On the subsequent two decades, the adolescent’s eyesight got harder. After the boy was 17, an eye test revealed his vision was 20/200 in the eyes, the threshold to be”legally blind” at America.
Further tests revealed the teen had grown damage to his optic nerve, the bundle of nerve fibers that connects the rear of the eye into the brain. Additionally, the teenager still had reduced levels of vitamin B12, together with low levels of vitamin aluminum, vitamin and vitamin D.
These deficiencies prompted physicians to ask the teenager about the foods that he ate. “The individual confessed that, because faculty, he wouldn’t eat certain textures of food,” the writers, by the University of Bristol in the UK, wrote in the report. He told physicians the only things he ate were chips — namely, Pringles — white bread, processed ham pieces, and sausage.
After ruling out other potential causes for his eyesight loss, the adolescent was diagnosed with nutritional optic neuropathy or damage to the optic nerve which results from nutrient deficiencies. The condition may be brought on by medications, malabsorption of food, bad diet or alcohol misuse. “only dietary triggers are uncommon in developed nations,” the writers said.
It is understood that the B vitamins are vital for many cellular responses, also deficiencies in these vitamins may result in the buildup of toxic byproducts of metabolism, and finally into the harm of neural cells, according to the University of Iowa.
Vision loss from nutritional optic neuropathy is potentially reversible if caught early. But by the time that the adolescent had been diagnosed, his vision loss was permanent. Moreover, sporting eyeglasses wouldn’t assist the adolescent’s eyesight, as damage to the optic nerve can’t be corrected with lenses,” explained study lead author Dr. Denize Atan, a consultant senior lecturer in ophthalmology in Bristol Medical School and Bristol Eye Hospital.
The teenager has been prescribed nutritional supplements, which prevented his eyesight loss from becoming any worse.
The adolescent was also known to mental health services for an eating disorder. The researchers say that the teenager’s diet has been greater than simply”picky eating” since it was quite restrictive and induced multiple nutrient deficiencies.
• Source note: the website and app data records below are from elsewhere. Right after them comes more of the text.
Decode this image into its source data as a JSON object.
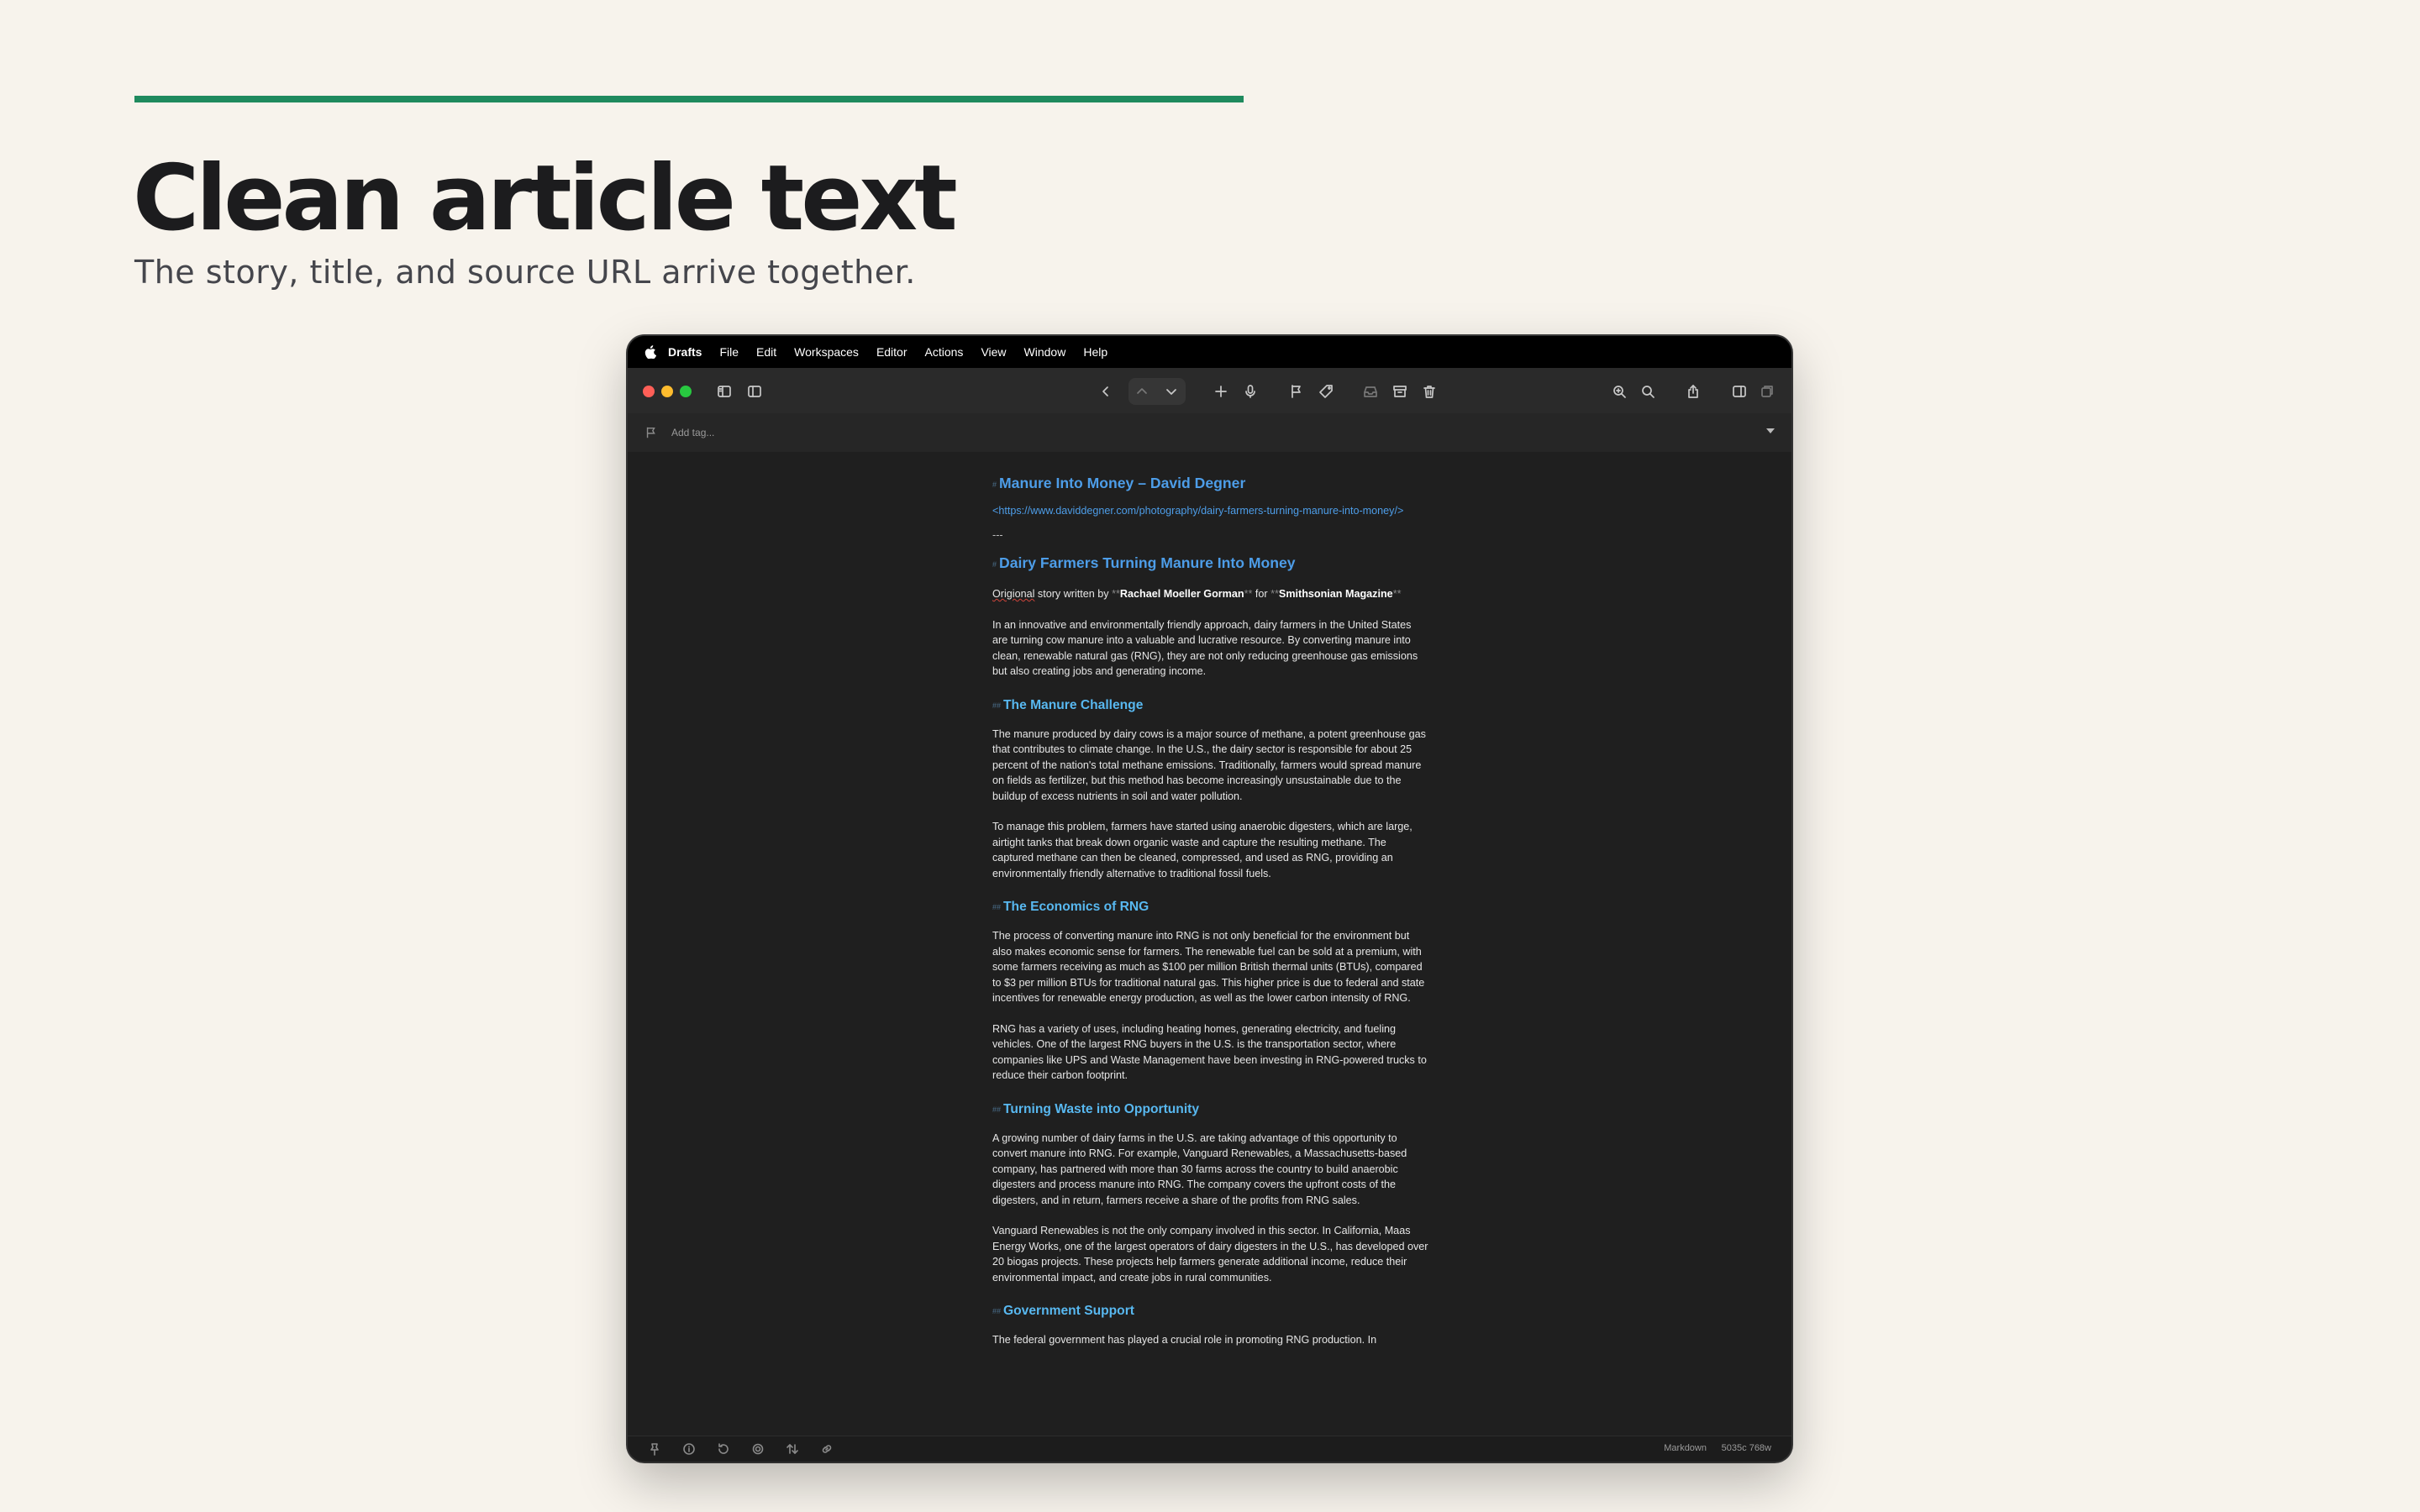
{
  "hero": {
    "title": "Clean article text",
    "subtitle": "The story, title, and source URL arrive together."
  },
  "colors": {
    "accent": "#1f8a5e",
    "heading": "#4d9de8",
    "subheading": "#58b8f0",
    "editor_bg": "#1f1f1f"
  },
  "menubar": {
    "app": "Drafts",
    "items": [
      "File",
      "Edit",
      "Workspaces",
      "Editor",
      "Actions",
      "View",
      "Window",
      "Help"
    ]
  },
  "toolbar": {
    "icons": [
      "sidebar-left-icon",
      "sidebar-icon",
      "chevron-left-icon",
      "chevron-up-icon",
      "chevron-down-icon",
      "plus-icon",
      "microphone-icon",
      "flag-icon",
      "tag-icon",
      "inbox-icon",
      "archive-icon",
      "trash-icon",
      "zoom-in-icon",
      "search-icon",
      "share-icon",
      "split-view-icon",
      "window-icon"
    ]
  },
  "tagbar": {
    "placeholder": "Add tag..."
  },
  "document": {
    "title_mark": "#",
    "title": "Manure Into Money – David Degner",
    "url": "<https://www.daviddegner.com/photography/dairy-farmers-turning-manure-into-money/>",
    "rule": "---",
    "h1": "Dairy Farmers Turning Manure Into Money",
    "byline": {
      "misspelled": "Origional",
      "text1": " story written by ",
      "md_open": "**",
      "author": "Rachael Moeller Gorman",
      "md_close": "**",
      "text2": " for ",
      "publication": "Smithsonian Magazine"
    },
    "intro": "In an innovative and environmentally friendly approach, dairy farmers in the United States are turning cow manure into a valuable and lucrative resource. By converting manure into clean, renewable natural gas (RNG), they are not only reducing greenhouse gas emissions but also creating jobs and generating income.",
    "h2_mark": "##",
    "sections": [
      {
        "heading": "The Manure Challenge",
        "paragraphs": [
          "The manure produced by dairy cows is a major source of methane, a potent greenhouse gas that contributes to climate change. In the U.S., the dairy sector is responsible for about 25 percent of the nation's total methane emissions. Traditionally, farmers would spread manure on fields as fertilizer, but this method has become increasingly unsustainable due to the buildup of excess nutrients in soil and water pollution.",
          "To manage this problem, farmers have started using anaerobic digesters, which are large, airtight tanks that break down organic waste and capture the resulting methane. The captured methane can then be cleaned, compressed, and used as RNG, providing an environmentally friendly alternative to traditional fossil fuels."
        ]
      },
      {
        "heading": "The Economics of RNG",
        "paragraphs": [
          "The process of converting manure into RNG is not only beneficial for the environment but also makes economic sense for farmers. The renewable fuel can be sold at a premium, with some farmers receiving as much as $100 per million British thermal units (BTUs), compared to $3 per million BTUs for traditional natural gas. This higher price is due to federal and state incentives for renewable energy production, as well as the lower carbon intensity of RNG.",
          "RNG has a variety of uses, including heating homes, generating electricity, and fueling vehicles. One of the largest RNG buyers in the U.S. is the transportation sector, where companies like UPS and Waste Management have been investing in RNG-powered trucks to reduce their carbon footprint."
        ]
      },
      {
        "heading": "Turning Waste into Opportunity",
        "paragraphs": [
          "A growing number of dairy farms in the U.S. are taking advantage of this opportunity to convert manure into RNG. For example, Vanguard Renewables, a Massachusetts-based company, has partnered with more than 30 farms across the country to build anaerobic digesters and process manure into RNG. The company covers the upfront costs of the digesters, and in return, farmers receive a share of the profits from RNG sales.",
          "Vanguard Renewables is not the only company involved in this sector. In California, Maas Energy Works, one of the largest operators of dairy digesters in the U.S., has developed over 20 biogas projects. These projects help farmers generate additional income, reduce their environmental impact, and create jobs in rural communities."
        ]
      },
      {
        "heading": "Government Support",
        "paragraphs": [
          "The federal government has played a crucial role in promoting RNG production. In"
        ]
      }
    ]
  },
  "statusbar": {
    "icons": [
      "pin-icon",
      "info-icon",
      "history-icon",
      "gear-icon",
      "sort-icon",
      "link-icon"
    ],
    "syntax": "Markdown",
    "counts": "5035c 768w"
  }
}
A relatively new identification called”avoidant-restrictive food ingestion disease” (formerly known as”discerning eating disease “) entails a lack of interest in food or avoidance of foods using specific textures, colors, etc., without difficulty to human body weight or form. The illness usually starts in childhood, and individuals frequently have a normal body mass index (BMI), as was the situation for the individual, the authors stated.